GSoC: How is digiKam's non-destructive editing? (This time with pictures!)
long time no blogging. Time to fix this bug.
So...without any long prologues - (hold your breath now) - it's working! (Say WOW™). But how well does it work you ask? Pretty good! Ok ok, let's get some overview.
You open some image in digiKam's image editor, you add some filters, do some transformations, use some color-altering-stuff untill you're satisfied with your creativity. Then you simply close the editor, autosaving kicks in, and bam, you have new version of your original image, which stayed completely untouched. Available versions can be then viewed/switched in the new sidebar widget (see pic below). The sidebar allows you to display all the available versions either as a simple list or as a tree, which is basically the same list with padded entries to reflect the relations between the images. Later it will also be possible to do some file operations in the sidebar, like Copy/Move/Remove etc. In the main view with thumbnails, (sub)versions are now marked by an (ugly) icon as you can see in the screenshot below, but I'm looking forward to hear your ideas about how to mark them in some better way (of course it will be on/off switchable). Let us hear your ideas or see your mockups!
You can set in the options to have only the latest selected version visible in the main digiKam view, or to have all of them visible and viewable all the time. In the first case, you select the image, then in the sidebar you select which version do you want to see/edit/work with and the pics get switched. Simple as that. They are all physically in the same folder, with the same filename but with "_v1" appended for the first version, "_v2" for second etc. So yes, the versions are complete images, just like in F-Spot versioning. The image's versions are saved in the original image format, except RAW (of course) - format for storing RAW versions is settable in the Settings, for now it's possible to do the saving in PNG or JPG.
Next new thing is list of all used filters/transformations/effects on a particular image. This is part of the new right sidebar tab. So you can see what modifications you did to the selected image. This comes very handy in the Image editor. You apply some filter, it will show up in the new sidebar. When you press undo, the last entry will get a 'disabled' look, so you know what was undo-ed. Also when you press redo, the entries will get 'enabled' accordignly. Then when you have a bunch of disabled entries and you apply some new tool, the disabled entries will get lost and they will be replaced by the new applied tool, just as you would expect. So in short, in image editor this list presents a visualised undo/redo list. In the future I'd like it to be able to dynamically switch any entries on or off to see how would the image look and also to change the used values for particular filters. Basic foundations for this are already layed down. This will later also allows you to take one set of modifications and apply it to any other images.

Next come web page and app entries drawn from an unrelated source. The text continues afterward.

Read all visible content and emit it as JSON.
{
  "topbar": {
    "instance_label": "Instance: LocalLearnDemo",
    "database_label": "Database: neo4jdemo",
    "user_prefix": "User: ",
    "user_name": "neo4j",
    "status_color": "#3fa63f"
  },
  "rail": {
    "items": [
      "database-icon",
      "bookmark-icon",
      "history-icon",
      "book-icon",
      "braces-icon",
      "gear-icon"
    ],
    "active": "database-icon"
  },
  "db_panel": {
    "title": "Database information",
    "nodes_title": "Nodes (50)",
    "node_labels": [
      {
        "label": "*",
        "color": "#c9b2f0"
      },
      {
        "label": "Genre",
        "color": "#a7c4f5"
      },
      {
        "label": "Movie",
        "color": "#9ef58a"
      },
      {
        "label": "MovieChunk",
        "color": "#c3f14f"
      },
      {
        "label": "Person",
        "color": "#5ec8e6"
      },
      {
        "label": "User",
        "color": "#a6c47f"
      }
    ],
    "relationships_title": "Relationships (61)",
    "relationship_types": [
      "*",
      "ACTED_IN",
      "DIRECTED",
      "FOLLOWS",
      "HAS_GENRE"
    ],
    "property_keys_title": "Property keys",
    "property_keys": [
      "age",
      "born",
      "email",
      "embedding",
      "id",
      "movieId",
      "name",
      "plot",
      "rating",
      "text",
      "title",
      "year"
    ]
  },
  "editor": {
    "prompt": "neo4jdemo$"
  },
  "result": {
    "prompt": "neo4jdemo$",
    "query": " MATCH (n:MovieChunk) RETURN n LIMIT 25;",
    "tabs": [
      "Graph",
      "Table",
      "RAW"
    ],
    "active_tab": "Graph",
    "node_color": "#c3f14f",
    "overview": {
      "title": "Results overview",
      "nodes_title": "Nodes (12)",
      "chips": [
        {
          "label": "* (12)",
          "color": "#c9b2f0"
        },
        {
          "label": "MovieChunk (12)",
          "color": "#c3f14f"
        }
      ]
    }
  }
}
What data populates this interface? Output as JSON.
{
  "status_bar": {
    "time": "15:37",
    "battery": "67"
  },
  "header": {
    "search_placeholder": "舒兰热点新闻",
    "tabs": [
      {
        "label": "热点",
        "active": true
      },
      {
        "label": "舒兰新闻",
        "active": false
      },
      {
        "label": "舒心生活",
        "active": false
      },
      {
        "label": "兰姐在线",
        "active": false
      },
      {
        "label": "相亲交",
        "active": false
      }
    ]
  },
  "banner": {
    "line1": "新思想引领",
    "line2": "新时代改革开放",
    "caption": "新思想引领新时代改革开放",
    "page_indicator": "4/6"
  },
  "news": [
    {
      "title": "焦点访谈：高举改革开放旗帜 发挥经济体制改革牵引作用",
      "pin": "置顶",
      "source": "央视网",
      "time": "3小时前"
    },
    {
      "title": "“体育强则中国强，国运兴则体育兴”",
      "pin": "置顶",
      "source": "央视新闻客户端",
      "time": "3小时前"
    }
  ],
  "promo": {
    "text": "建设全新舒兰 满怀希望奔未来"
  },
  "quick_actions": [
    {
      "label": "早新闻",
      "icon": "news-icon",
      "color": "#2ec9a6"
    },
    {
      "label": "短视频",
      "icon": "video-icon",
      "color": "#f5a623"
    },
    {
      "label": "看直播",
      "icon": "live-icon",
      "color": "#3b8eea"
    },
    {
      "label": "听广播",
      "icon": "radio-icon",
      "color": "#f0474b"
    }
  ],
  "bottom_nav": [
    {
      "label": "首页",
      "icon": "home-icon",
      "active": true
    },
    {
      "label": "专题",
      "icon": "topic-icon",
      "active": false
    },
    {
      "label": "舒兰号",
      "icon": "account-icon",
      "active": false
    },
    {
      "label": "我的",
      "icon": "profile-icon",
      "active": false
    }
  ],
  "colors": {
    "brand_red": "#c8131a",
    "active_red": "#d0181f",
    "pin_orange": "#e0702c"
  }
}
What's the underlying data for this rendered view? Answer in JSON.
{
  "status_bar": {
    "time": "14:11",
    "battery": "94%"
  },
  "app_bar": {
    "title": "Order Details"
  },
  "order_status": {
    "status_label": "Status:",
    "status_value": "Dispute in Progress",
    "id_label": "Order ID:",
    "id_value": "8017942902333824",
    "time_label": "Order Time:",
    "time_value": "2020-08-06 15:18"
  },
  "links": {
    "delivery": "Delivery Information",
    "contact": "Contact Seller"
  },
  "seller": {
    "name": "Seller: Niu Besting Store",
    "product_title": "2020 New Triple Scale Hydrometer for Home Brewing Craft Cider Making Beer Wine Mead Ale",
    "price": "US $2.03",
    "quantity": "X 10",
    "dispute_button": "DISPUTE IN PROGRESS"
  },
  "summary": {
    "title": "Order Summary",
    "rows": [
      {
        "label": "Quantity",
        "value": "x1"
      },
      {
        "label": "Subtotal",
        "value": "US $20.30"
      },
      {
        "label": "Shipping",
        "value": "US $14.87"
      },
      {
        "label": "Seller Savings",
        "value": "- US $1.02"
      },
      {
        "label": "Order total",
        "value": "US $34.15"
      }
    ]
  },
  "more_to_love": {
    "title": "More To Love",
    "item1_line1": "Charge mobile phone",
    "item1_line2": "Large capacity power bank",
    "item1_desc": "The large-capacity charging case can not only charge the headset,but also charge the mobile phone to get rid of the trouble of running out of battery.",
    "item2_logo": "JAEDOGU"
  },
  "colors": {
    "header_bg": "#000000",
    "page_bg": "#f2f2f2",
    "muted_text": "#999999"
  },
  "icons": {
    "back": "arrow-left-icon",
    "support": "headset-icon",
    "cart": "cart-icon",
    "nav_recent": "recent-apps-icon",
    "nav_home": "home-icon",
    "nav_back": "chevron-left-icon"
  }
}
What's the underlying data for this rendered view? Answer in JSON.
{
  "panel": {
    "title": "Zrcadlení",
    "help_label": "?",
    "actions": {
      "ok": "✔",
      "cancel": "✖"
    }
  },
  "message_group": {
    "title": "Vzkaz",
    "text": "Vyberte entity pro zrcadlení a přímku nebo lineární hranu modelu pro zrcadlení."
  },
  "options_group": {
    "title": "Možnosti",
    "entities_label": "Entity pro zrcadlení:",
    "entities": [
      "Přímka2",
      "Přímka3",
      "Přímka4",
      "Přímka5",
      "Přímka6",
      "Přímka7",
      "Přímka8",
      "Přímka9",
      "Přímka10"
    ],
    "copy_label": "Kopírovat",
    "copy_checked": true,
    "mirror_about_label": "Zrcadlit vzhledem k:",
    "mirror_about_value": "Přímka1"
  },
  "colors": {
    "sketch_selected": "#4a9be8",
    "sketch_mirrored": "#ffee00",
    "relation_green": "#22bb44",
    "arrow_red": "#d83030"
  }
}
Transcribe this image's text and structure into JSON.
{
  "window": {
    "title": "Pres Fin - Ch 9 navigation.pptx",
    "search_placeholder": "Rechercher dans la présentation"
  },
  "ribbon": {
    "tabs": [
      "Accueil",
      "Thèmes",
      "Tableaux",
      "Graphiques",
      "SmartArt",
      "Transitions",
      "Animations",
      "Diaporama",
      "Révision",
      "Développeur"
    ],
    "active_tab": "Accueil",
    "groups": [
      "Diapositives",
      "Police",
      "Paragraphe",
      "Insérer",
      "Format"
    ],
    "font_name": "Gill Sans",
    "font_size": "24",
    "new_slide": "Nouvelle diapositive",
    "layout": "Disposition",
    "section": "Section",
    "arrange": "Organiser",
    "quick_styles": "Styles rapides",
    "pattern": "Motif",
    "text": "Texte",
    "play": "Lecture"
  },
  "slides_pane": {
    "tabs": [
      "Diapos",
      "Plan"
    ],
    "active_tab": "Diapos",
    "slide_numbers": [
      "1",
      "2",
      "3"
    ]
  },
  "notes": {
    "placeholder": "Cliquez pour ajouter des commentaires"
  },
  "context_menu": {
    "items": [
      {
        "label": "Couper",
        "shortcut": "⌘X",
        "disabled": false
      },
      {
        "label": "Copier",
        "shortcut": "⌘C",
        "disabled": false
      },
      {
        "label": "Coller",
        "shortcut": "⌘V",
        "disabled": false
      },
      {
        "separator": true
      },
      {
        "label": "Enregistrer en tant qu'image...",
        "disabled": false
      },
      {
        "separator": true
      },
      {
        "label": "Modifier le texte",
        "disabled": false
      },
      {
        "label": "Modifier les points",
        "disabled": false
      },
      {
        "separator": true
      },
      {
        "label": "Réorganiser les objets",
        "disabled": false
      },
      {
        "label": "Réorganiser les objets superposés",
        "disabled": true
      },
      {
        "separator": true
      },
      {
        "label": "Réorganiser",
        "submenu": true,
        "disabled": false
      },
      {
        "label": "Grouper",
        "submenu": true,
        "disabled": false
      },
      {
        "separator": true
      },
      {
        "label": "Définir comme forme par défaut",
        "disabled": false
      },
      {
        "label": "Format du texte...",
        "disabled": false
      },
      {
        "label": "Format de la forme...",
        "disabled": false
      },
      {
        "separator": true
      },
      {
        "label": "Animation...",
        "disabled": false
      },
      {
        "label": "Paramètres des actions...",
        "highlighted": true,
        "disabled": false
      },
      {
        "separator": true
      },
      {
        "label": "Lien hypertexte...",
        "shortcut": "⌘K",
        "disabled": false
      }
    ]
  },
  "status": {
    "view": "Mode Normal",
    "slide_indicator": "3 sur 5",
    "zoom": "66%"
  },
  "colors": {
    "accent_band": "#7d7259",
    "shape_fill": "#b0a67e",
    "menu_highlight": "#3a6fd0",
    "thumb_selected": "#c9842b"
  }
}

In the image editor, the 'Save' button is now replaced by 'New version' button. By default, when you're editing again some already created version, not the original image, the changes are saved back to that version. The new version file is created only in case you're editing the original. So, when you're editing some version of the original image and you want to have the changes in a new image (and preserve the old version), that's what the 'New version' button is for. It will create a 'subversion' of the current version. Another use is to open the original, modify, click 'New version', click 'Revert', do another set of changes, click again 'New version' and this way you can quickly create several versions off of the original image and after closing the Image editor, see them all next to each other.
And now you probably ask "When can I get all of this?" Currently it's all in KDE's svn repository along with Aditya Bhatt's Face recognition and Gabriel Voicu's Geotagging features and you can 'svn co'-it and build it yourself, but it's moreless an alpha quality code. This GSoC branch will be based on the soon-to-be-released 1.4 version and will be tagged as a 2.0 version
around this Christmas.
We have a KDE-Imaging Coding sprint ahead of us in Aix en Provence, which I'm attending and very looking forward to. We'll discuss & work on the whole GSoC work, on some new ideas for digiKam and do improvements here and there. If you have some ideas, mockups, patches or simply something worth discussing during the sprint, just join the digiKam devel mailing list and shout :)